Since the mid 1960s there have always been very been strong connections between art and the music industry. Some record sleeves were famous in their own right, like Peter Blake’s Sergeant Pepper collage and Mike McInnerney’s illustrations for The Who’s ground breaking Tommy album. The psychedelic posters of the late sixties and the work of illustrators like Roger Dean and Hapshash and the Coloured Coat were an integral, often inseparable, part of the music. Top photographers like Richard Avedon and David Bailey frequently crossed the line from fashion to music and artists like Blake, Alan Jones and Richard Hamilton, to name but a few, were inextricably linked to the music of the Swinging Sixties. But as the music became more serious, or more to the point, took itself more seriously, and fine art more accessible, a more intense dialogue ensued. The burgeoning underground movement(s) became more prevalent and subsequently a focus for artists of all disciplines.
Artists frequently crave the adulation of rock musicians and the rock stars are often jealous of the “respectability” and reverence attributed to celebrated artists. Some artists achieve popular recognition like Damien Hirst and Tracey Emin, but this is mostly due to notoriety rather than their work. Many musicians tend to put their integrity before the demands of record companies and eschew the financial motives and rewards – witness the K Foundation burning £1,000,000 of their hard earned cash and making a film of the event.
Black Album, White Cube, the first post lock-down exhibition at the Kunsthal, presents an array of work by artists who have been inspired by, commissioned by or who are in some other way linked to the more serious, aspirational and progressive exponents of popular music. This exhibition demonstrates how the invisible is made visible, how invisible sound waves, music, influence or materialize in art. The art takes priority and is very much art with a capital A – that is, gallery or museum art. In previous decades the art of record sleeve design, posters etc was very much the prerogative of illustrators.
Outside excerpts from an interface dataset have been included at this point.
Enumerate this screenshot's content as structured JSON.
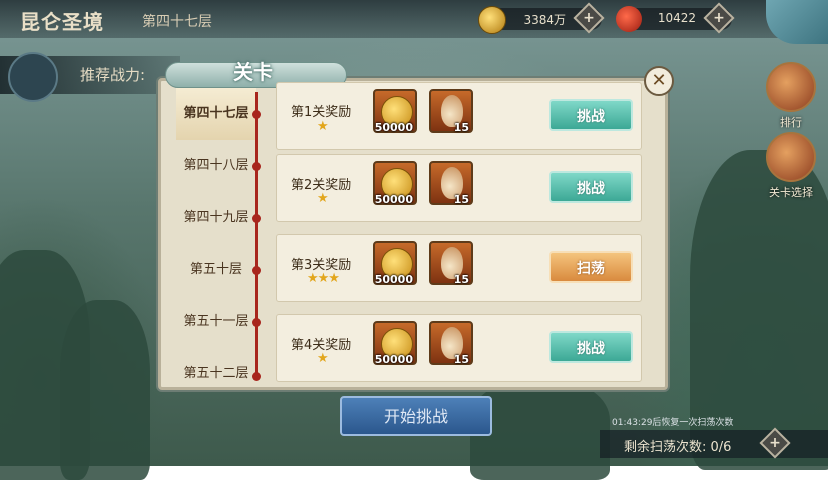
{
  "header": {
    "title": "昆仑圣境",
    "floor": "第四十七层"
  },
  "resources": [
    {
      "icon": "gold-coin-icon",
      "value": "3384万",
      "plus": "+"
    },
    {
      "icon": "red-dragon-icon",
      "value": "10422",
      "plus": "+"
    }
  ],
  "power": {
    "label": "推荐战力:"
  },
  "side": {
    "rank_label": "排行",
    "stage_select_label": "关卡选择"
  },
  "panel": {
    "title": "关卡",
    "close": "✕",
    "levels": [
      "第四十七层",
      "第四十八层",
      "第四十九层",
      "第五十层",
      "第五十一层",
      "第五十二层"
    ],
    "stages": [
      {
        "label": "第1关奖励",
        "stars": "★",
        "coin_qty": "50000",
        "gourd_qty": "15",
        "button": "挑战"
      },
      {
        "label": "第2关奖励",
        "stars": "★",
        "coin_qty": "50000",
        "gourd_qty": "15",
        "button": "挑战"
      },
      {
        "label": "第3关奖励",
        "stars": "★★★",
        "coin_qty": "50000",
        "gourd_qty": "15",
        "button": "扫荡"
      },
      {
        "label": "第4关奖励",
        "stars": "★",
        "coin_qty": "50000",
        "gourd_qty": "15",
        "button": "挑战"
      }
    ]
  },
  "footer": {
    "start_label": "开始挑战",
    "recover_text": "01:43:29后恢复一次扫荡次数",
    "remain_text": "剩余扫荡次数: 0/6",
    "plus": "+"
  },
  "colors": {
    "challenge": "#3ca895",
    "sweep": "#d98a3e",
    "star": "#e2a61c",
    "timeline": "#a8261d"
  }
}
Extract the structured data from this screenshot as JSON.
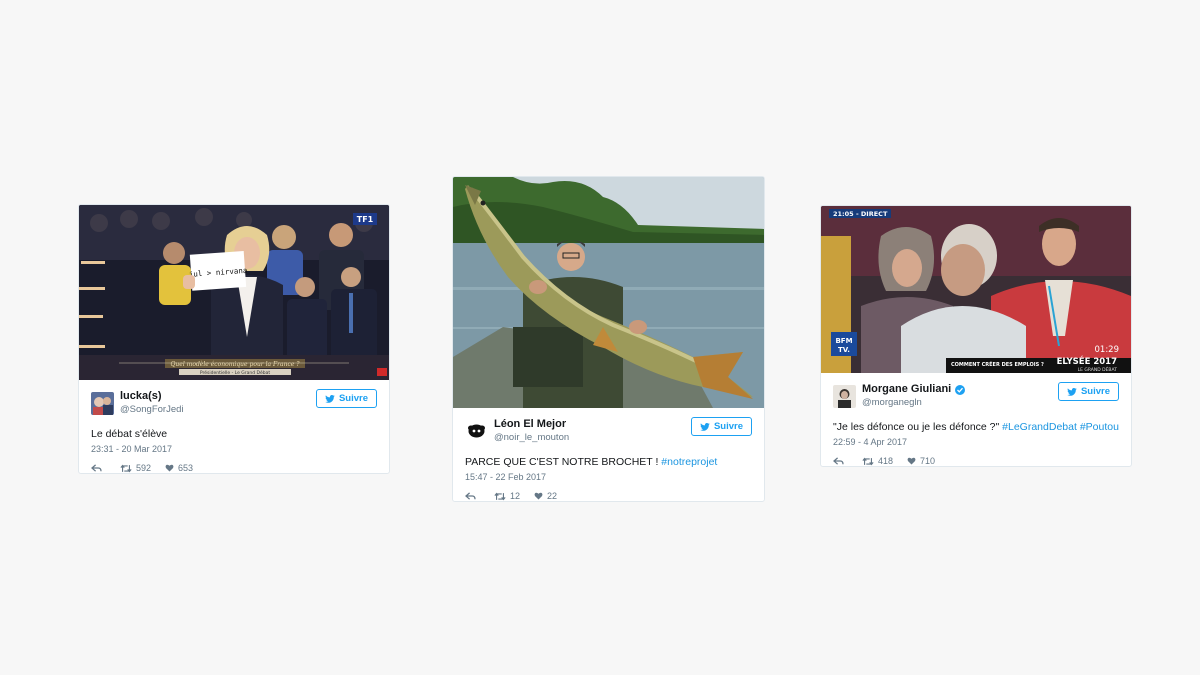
{
  "tweets": [
    {
      "name": "lucka(s)",
      "handle": "@SongForJedi",
      "follow_label": "Suivre",
      "text": "Le débat s'élève",
      "date": "23:31 - 20 Mar 2017",
      "retweets": "592",
      "likes": "653",
      "media": {
        "sign_text": "jul > nirvana",
        "banner": "Quel modèle économique pour la France ?",
        "sub_banner": "Présidentielle - Le Grand Débat",
        "logo": "TF1"
      }
    },
    {
      "name": "Léon El Mejor",
      "handle": "@noir_le_mouton",
      "follow_label": "Suivre",
      "text": "PARCE QUE C'EST NOTRE BROCHET !",
      "hashtag": "#notreprojet",
      "date": "15:47 - 22 Feb 2017",
      "retweets": "12",
      "likes": "22"
    },
    {
      "name": "Morgane Giuliani",
      "handle": "@morganegln",
      "follow_label": "Suivre",
      "text": "\"Je les défonce ou je les défonce ?\"",
      "hashtag1": "#LeGrandDebat",
      "hashtag2": "#Poutou",
      "date": "22:59 - 4 Apr 2017",
      "retweets": "418",
      "likes": "710",
      "media": {
        "live": "21:05 - DIRECT",
        "channel": "BFM TV.",
        "time": "01:29",
        "ticker": "COMMENT CRÉER DES EMPLOIS ?",
        "show": "ELYSÉE 2017",
        "show_sub": "LE GRAND DÉBAT"
      }
    }
  ],
  "colors": {
    "accent": "#1da1f2",
    "link": "#1b95e0",
    "muted": "#657786",
    "border": "#e1e8ed"
  }
}
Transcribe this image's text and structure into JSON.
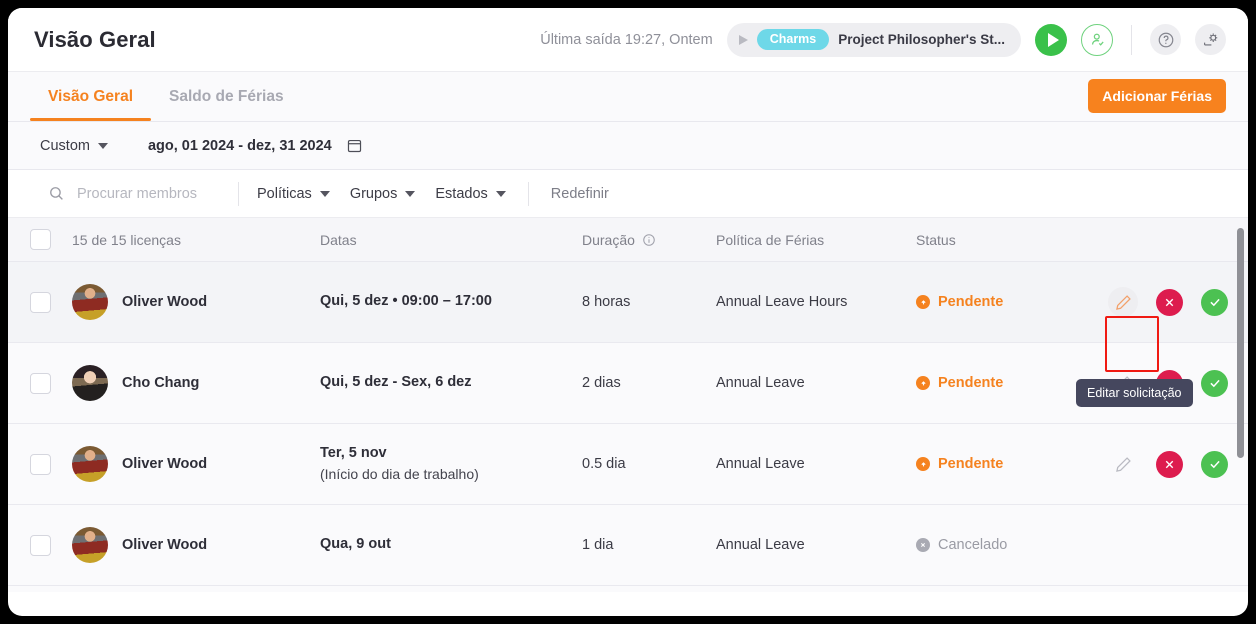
{
  "header": {
    "title": "Visão Geral",
    "last_exit": "Última saída 19:27, Ontem",
    "timer": {
      "chip": "Charms",
      "task": "Project Philosopher's St...",
      "play_icon": "play-icon",
      "start_icon": "play-button-icon",
      "user_icon": "user-check-icon",
      "help_icon": "help-circle-icon",
      "settings_icon": "settings-icon"
    }
  },
  "tabs": [
    {
      "label": "Visão Geral",
      "active": true
    },
    {
      "label": "Saldo de Férias",
      "active": false
    }
  ],
  "actions": {
    "add_vacation": "Adicionar Férias"
  },
  "daterange": {
    "preset": "Custom",
    "range": "ago, 01 2024 - dez, 31 2024",
    "calendar_icon": "calendar-icon"
  },
  "filters": {
    "search_placeholder": "Procurar membros",
    "search_value": "",
    "search_icon": "search-icon",
    "items": [
      "Políticas",
      "Grupos",
      "Estados"
    ],
    "reset": "Redefinir"
  },
  "table": {
    "columns": {
      "select": "",
      "name": "15 de 15 licenças",
      "dates": "Datas",
      "duration": "Duração",
      "duration_info_icon": "info-icon",
      "policy": "Política de Férias",
      "status": "Status"
    },
    "rows": [
      {
        "name": "Oliver Wood",
        "avatar": "oliver",
        "dates": "Qui, 5 dez • 09:00 – 17:00",
        "dates_sub": "",
        "duration": "8 horas",
        "policy": "Annual Leave Hours",
        "status": "Pendente",
        "status_kind": "pendente",
        "highlighted": true,
        "has_actions": true
      },
      {
        "name": "Cho Chang",
        "avatar": "cho",
        "dates": "Qui, 5 dez - Sex, 6 dez",
        "dates_sub": "",
        "duration": "2 dias",
        "policy": "Annual Leave",
        "status": "Pendente",
        "status_kind": "pendente",
        "highlighted": false,
        "has_actions": true
      },
      {
        "name": "Oliver Wood",
        "avatar": "oliver",
        "dates": "Ter, 5 nov",
        "dates_sub": "(Início do dia de trabalho)",
        "duration": "0.5 dia",
        "policy": "Annual Leave",
        "status": "Pendente",
        "status_kind": "pendente",
        "highlighted": false,
        "has_actions": true
      },
      {
        "name": "Oliver Wood",
        "avatar": "oliver",
        "dates": "Qua, 9 out",
        "dates_sub": "",
        "duration": "1 dia",
        "policy": "Annual Leave",
        "status": "Cancelado",
        "status_kind": "cancelado",
        "highlighted": false,
        "has_actions": false
      }
    ]
  },
  "tooltip": {
    "text": "Editar solicitação"
  },
  "colors": {
    "accent": "#f5821f",
    "approve": "#4cc152",
    "reject": "#dd1c4e",
    "chip": "#6ed8e8",
    "highlight_border": "#f01a13"
  }
}
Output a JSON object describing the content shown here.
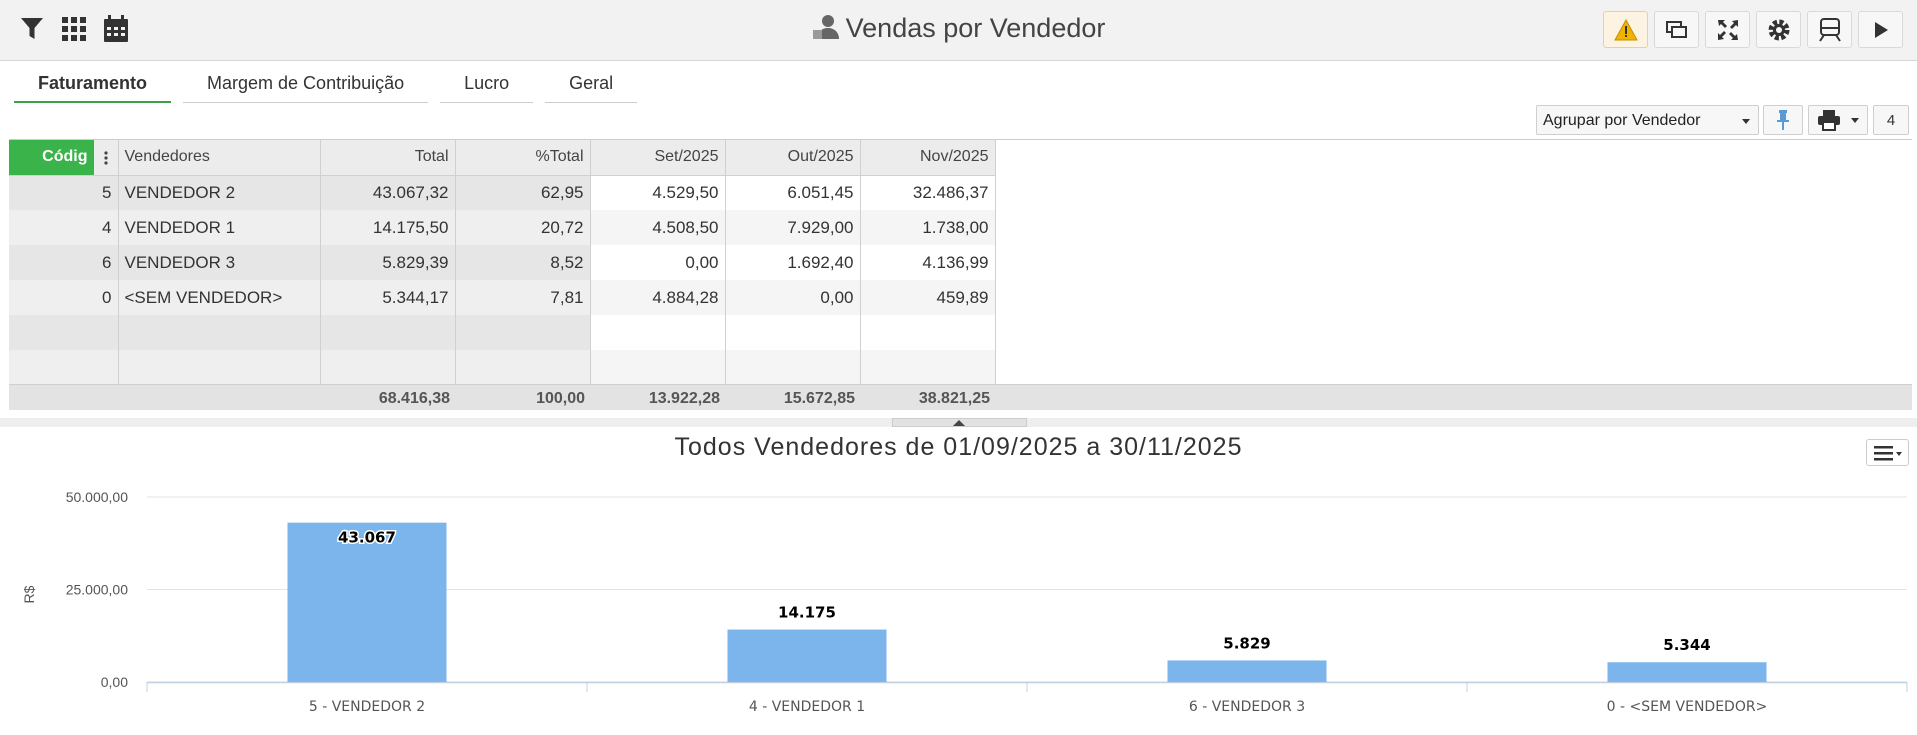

One of the few record sleeves on view is the eponymous 1994 Black Album by Prince of which only a handful of copies exist as it was withdrawn by the musician before release. It is displayed on a plinth under a glass case, like the crown jewels, in a . . . err . . three meter white cube.
White is also a significant factor elsewhere in the exhibition with the installation We Buy White Albums by Rutherford Chang. The piece represents an all-white record store with its wares laid out on racks and on shelves like a real shop. There are a couple of turntables with headphones so you can listen to your selection. Not much choice though as the only record in stock is The Beatles 1968 White Album – over 2700 of them (out of a total release of 3,200,000). Each one was issued with a unique number and each copy in the installation shows the ravages of time, from coffee mug rings to shopping lists, to creases and tears and every other form of use and abuse a 12” square of white cardboard can endure. No two of the identical albums are the same.
My citing of Hirst and Emin is a little incongruous and maybe misleading. This exhibition is not a world view of the relationship between art and popular music, nor in any way could it be considered comprehensive. It is very much a subjective view by its curator Max Dax and only covers the past thirty years. Throughout the 1980s and 90s German art ruled supreme with the likes of Georg Baselitz, Jorge Immendorf, Marcus Lüpertz, Anselm Kiefer and, of course, their mentor Joseph Beuys. Fine art, especially German, became very sexy and Berlin, which usurped Düsseldorf/Cologne after the fall of the wall, became the European focus for the avant-garde where music and art in all its forms overlapped and merged.
Herr Dax, former editor-in-chief of the renowned and influential German rock and pop culture magazines Spex and Electronic Beats, has been a music journalist and art critic for the past thirty-odd years; he knows what he’s talking about and is eminently qualified to curate this show. The exhibition, therefore not surprisingly, focuses largely on the German aspect of the subject. And although the aforementioned artists do not figure, their influences can still be felt – Philip Topolovac’s I’ve Never Been to Berghain is almost like a three dimensional representation of a early Kiefer painting.
The bias and specificity, of course, does not in any way invalidate or diminish the exhibition. It is what it is and as such presents a very accessible, entertaining and edifying perspective on a fascinating and very important aspect of all our lives. Michael Hasted 20th June 2020
Black Album, White Cube continues until 10th January 2021
Listen to ArtsTalk Radio’s exclusive interview with curator Max Dax